◆ WORK REQUIRED
Compute how many lines in the data below hold the word "communities", then report that number with nothing else.

◆ ENTRIES SHOWN
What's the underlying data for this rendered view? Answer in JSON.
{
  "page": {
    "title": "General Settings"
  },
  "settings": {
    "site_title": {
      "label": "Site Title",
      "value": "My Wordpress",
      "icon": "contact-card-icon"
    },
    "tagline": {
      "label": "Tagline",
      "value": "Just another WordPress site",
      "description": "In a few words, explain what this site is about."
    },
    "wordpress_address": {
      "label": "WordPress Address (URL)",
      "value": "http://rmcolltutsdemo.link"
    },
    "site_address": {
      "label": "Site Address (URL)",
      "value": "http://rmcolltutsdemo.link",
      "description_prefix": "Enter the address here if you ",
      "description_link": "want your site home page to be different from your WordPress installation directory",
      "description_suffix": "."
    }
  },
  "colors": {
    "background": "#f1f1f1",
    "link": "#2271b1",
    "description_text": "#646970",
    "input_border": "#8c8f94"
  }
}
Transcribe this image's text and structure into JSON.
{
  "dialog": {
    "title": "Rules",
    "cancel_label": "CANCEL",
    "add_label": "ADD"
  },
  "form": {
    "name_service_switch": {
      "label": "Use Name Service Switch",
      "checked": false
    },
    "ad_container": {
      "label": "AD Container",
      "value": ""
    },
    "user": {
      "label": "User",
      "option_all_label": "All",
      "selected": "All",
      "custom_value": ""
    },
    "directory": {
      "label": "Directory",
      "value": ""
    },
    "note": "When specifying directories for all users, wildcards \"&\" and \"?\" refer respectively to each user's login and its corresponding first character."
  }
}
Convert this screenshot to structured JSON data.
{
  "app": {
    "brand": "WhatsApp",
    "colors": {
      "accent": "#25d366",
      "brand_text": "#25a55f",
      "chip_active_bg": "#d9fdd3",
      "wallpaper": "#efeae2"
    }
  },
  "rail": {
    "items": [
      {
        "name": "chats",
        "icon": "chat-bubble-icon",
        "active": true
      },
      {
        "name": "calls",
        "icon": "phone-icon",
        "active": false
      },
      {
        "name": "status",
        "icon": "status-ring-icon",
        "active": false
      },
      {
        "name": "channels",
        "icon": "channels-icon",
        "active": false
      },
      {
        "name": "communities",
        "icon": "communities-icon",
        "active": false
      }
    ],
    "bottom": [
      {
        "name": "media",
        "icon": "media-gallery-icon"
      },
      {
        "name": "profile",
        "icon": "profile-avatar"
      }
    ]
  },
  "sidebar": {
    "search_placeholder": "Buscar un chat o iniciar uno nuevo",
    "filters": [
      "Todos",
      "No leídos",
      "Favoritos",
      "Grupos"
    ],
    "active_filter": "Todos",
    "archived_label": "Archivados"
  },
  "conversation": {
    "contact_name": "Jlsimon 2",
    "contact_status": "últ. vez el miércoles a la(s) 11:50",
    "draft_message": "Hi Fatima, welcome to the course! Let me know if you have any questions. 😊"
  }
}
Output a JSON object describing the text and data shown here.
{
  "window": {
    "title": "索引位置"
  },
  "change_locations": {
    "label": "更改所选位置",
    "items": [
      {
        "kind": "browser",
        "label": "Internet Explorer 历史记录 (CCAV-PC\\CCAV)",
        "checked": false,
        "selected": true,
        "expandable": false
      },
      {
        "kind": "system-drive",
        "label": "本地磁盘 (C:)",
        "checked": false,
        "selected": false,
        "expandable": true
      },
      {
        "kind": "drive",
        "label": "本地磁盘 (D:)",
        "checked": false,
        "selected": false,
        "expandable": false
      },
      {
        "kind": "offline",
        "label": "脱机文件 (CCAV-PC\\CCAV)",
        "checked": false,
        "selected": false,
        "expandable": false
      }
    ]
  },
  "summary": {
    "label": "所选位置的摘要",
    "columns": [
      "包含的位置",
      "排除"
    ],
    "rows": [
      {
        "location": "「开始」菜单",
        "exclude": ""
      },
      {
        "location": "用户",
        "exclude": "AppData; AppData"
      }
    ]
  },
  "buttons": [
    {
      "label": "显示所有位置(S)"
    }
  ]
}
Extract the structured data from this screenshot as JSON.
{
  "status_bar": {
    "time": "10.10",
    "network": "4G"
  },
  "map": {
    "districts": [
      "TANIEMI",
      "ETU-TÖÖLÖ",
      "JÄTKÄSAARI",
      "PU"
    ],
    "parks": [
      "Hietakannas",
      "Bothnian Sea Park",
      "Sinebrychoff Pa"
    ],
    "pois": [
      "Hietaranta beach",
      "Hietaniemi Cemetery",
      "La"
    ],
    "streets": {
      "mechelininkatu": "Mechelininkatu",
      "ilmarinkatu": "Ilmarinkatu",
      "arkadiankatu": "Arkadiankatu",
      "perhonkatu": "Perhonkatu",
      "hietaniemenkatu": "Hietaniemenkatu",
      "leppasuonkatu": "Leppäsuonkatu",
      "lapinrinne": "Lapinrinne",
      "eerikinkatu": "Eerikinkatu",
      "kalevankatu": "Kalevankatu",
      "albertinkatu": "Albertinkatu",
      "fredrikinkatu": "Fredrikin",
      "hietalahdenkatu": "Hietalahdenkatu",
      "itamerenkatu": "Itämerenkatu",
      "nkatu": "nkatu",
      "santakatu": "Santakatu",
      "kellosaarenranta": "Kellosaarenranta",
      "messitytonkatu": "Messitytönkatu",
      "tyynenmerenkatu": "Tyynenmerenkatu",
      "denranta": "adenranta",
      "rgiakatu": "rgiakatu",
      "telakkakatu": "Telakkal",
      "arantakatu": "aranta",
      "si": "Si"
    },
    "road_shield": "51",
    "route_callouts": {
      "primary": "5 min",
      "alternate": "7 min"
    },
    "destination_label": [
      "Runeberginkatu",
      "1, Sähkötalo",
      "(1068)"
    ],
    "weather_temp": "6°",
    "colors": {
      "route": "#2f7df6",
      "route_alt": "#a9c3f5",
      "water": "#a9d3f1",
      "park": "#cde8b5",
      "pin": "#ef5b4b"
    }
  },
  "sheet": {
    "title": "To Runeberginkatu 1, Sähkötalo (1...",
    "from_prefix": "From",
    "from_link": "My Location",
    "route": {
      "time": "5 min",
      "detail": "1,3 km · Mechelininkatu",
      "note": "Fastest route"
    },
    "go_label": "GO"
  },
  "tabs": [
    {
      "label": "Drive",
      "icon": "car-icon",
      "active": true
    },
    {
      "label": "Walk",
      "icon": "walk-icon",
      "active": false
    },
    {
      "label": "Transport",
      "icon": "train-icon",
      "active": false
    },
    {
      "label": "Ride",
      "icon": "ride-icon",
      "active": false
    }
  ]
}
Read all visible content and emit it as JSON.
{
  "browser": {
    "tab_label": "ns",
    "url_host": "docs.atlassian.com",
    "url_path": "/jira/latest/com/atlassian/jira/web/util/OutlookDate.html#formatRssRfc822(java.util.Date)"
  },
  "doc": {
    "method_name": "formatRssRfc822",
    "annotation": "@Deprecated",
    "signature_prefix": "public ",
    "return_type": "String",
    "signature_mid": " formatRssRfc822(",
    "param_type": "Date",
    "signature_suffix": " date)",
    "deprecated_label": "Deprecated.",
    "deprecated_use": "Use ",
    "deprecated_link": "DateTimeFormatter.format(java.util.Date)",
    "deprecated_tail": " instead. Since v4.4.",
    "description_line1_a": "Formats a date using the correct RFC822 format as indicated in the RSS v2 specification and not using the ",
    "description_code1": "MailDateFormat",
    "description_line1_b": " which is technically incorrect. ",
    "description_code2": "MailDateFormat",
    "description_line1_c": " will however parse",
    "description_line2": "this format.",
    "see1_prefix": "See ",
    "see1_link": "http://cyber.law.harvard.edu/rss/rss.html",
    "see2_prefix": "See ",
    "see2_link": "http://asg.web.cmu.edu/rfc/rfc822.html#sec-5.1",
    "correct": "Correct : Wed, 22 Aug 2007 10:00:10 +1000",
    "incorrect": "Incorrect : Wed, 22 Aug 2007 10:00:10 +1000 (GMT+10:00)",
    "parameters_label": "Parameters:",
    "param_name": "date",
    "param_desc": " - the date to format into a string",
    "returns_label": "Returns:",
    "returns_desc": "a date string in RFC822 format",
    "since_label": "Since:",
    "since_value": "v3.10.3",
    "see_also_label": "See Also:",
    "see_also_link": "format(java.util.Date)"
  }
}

◆ YOUR RESPONSE
2